> _Data extracts_:
* * * * *
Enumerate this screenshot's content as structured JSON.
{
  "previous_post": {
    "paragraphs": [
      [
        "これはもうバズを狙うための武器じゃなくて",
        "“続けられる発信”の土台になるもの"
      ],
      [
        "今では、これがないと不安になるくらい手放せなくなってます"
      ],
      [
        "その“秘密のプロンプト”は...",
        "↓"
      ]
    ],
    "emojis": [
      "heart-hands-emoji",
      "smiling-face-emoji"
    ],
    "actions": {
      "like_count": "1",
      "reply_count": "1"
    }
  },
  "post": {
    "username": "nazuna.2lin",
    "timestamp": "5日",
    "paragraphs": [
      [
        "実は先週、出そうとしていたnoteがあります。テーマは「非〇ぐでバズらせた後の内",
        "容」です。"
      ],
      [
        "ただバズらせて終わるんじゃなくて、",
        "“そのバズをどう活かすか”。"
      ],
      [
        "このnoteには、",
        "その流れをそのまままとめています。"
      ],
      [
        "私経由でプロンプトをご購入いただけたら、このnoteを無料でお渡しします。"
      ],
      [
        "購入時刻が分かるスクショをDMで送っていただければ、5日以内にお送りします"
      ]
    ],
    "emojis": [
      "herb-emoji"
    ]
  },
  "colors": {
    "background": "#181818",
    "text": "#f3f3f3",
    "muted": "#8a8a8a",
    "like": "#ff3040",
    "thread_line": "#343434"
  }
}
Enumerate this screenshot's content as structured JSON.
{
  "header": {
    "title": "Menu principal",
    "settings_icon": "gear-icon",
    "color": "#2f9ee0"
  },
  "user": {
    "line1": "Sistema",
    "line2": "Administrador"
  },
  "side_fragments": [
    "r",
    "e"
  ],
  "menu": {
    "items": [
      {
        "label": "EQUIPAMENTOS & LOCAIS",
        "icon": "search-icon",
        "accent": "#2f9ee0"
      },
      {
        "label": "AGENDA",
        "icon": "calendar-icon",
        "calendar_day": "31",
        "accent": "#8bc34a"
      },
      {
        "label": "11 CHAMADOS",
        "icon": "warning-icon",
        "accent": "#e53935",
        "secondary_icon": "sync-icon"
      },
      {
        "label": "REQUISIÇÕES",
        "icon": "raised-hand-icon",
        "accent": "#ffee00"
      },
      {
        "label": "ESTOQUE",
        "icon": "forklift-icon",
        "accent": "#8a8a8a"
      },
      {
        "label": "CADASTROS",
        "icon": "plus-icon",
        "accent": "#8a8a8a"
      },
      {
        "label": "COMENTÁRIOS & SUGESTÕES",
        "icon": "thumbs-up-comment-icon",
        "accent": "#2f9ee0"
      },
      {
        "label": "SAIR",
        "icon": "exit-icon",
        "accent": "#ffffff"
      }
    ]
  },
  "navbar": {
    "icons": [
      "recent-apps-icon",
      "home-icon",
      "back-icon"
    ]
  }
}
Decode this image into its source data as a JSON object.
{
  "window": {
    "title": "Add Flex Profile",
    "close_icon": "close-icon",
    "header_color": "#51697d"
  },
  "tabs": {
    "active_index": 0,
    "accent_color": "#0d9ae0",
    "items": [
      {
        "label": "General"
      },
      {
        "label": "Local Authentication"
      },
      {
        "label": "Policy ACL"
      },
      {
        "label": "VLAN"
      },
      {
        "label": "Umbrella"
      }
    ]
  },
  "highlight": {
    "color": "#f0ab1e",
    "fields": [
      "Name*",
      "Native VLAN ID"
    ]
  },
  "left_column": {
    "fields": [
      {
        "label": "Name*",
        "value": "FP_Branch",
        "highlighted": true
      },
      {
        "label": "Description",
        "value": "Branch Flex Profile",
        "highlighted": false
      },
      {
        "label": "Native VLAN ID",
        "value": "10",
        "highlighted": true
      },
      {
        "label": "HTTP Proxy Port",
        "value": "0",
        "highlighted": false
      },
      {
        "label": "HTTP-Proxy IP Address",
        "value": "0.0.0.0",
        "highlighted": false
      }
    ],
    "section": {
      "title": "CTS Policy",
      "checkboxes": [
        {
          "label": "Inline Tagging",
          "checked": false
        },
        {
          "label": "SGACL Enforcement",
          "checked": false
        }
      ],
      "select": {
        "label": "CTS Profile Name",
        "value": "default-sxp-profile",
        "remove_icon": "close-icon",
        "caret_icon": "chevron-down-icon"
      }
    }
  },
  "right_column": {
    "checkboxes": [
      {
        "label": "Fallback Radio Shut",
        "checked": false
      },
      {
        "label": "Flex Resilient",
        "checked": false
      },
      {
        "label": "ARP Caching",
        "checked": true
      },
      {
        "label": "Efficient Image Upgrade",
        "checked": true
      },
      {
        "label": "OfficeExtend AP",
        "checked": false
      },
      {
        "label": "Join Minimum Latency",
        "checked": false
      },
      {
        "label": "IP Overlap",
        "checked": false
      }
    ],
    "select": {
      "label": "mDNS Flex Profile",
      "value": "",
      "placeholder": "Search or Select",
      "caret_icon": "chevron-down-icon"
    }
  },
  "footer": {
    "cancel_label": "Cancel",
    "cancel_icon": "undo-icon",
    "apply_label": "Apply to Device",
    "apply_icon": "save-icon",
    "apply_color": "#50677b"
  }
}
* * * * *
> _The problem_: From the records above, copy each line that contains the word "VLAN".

> _Expected answer_:
        "label": "VLAN"
      "Native VLAN ID"
        "label": "Native VLAN ID",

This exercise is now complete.